by Brian Zylstra | October 12th, 2012
(Photos courtesy of Washington State Archives)
After more than two months of dry, sunny weather, we’re finally seeing the rain return to Washington. But 50 years ago today, Washington and the Pacific Northwest experienced far worse than rain.
It was on Oct. 12, 1962, that hurricane-level winds and rain lashed the Pacific Coast from northern California up to British Columbia in what was known as the Columbus Day Storm, considered to be the worst and deadliest storm on record in Washington.

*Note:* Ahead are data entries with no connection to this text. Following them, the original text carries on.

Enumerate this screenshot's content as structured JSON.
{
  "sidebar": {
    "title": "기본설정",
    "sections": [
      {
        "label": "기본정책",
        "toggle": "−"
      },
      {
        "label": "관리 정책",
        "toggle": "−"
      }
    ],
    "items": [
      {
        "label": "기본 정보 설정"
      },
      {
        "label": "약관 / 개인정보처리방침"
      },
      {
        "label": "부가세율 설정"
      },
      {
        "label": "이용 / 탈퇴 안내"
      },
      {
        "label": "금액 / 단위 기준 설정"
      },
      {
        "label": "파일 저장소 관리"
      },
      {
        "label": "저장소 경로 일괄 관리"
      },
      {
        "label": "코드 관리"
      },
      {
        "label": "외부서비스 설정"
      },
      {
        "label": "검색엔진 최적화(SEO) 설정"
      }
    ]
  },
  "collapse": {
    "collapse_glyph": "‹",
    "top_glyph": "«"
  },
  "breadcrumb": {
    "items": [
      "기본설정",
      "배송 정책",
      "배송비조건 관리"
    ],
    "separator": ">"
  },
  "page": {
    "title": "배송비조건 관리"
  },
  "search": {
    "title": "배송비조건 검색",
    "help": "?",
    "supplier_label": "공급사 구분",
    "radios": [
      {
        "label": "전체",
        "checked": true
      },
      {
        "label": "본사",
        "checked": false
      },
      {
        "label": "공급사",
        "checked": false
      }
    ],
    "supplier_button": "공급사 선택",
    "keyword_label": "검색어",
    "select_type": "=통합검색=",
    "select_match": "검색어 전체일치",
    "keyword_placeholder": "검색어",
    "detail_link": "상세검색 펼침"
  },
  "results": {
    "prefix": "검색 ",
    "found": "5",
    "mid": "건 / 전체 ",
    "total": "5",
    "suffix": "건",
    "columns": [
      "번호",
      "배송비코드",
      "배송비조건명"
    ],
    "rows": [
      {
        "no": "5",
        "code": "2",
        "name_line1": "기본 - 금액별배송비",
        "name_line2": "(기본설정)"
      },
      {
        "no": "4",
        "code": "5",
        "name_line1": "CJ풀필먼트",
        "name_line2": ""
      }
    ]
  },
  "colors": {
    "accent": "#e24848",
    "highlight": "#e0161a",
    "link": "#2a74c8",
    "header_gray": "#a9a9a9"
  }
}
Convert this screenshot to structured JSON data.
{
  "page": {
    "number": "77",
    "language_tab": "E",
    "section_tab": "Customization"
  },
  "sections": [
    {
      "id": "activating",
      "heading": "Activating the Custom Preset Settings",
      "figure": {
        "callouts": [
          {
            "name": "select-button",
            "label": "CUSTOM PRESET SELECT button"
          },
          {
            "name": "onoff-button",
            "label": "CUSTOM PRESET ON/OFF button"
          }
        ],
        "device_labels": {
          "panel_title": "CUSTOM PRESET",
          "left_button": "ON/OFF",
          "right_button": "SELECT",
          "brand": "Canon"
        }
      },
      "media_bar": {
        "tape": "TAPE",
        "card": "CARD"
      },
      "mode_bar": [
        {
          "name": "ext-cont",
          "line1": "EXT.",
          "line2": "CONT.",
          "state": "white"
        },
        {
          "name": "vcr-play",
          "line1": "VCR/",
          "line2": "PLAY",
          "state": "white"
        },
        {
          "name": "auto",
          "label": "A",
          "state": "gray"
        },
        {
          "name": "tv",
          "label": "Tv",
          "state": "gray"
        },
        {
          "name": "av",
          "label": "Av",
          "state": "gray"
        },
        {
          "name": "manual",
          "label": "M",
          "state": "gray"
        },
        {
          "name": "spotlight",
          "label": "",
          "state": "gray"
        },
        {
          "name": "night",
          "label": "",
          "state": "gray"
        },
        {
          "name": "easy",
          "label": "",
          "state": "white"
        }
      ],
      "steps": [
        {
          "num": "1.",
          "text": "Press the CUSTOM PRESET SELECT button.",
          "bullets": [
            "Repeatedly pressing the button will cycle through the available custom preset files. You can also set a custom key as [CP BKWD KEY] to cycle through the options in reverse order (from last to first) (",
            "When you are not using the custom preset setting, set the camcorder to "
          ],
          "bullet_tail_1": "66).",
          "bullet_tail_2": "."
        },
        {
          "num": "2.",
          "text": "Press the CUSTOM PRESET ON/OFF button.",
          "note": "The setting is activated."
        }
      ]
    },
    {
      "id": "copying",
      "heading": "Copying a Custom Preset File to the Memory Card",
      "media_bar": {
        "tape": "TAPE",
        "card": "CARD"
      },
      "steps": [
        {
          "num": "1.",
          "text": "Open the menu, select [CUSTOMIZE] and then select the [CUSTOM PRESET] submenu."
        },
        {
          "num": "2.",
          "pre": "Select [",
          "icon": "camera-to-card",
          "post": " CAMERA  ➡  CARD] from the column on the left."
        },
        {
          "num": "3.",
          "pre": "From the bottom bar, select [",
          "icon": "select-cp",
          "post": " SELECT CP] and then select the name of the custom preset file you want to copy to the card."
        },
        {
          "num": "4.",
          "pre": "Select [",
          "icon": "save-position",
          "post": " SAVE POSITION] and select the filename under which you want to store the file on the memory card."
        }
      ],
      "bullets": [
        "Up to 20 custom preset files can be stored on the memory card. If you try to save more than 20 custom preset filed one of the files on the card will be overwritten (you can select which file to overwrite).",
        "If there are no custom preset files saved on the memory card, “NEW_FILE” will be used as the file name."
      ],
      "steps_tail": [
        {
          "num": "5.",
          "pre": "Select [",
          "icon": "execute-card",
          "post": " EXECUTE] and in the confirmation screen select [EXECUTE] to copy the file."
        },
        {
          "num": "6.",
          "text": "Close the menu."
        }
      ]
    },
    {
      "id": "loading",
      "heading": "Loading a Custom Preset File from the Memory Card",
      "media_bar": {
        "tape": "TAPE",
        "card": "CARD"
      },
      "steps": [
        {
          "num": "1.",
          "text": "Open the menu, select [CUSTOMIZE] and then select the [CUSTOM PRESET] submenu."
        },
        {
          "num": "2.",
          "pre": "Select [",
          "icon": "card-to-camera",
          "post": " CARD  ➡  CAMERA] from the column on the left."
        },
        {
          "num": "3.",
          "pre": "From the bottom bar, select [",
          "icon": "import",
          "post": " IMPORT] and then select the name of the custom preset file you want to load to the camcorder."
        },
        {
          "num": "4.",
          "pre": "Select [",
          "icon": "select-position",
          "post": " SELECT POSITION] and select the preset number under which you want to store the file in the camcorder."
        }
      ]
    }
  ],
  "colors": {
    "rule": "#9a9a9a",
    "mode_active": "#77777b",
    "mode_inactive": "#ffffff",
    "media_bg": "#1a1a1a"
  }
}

How strong were the winds in this infamous storm? At Cape Blanco in Oregon, a 179 m.p.h. gust was reported. In the Willapa Hills of southwestern Washington, there was a 160 m.p.h. gust recorded.
These photos from the State Archives’ state Department of Transportation collection captured the incredible damage caused by the storm, also known as The Big Blow. And they are the second Archives treasure for October. The photo above captures the storm’s awesome damage, showing trees that toppled over a road in Western Washington. (The storm blew down more than 11 billion board feet of timber in northern California, Oregon and Washington.) The photo below features workers tending to a highway sign that was blown down.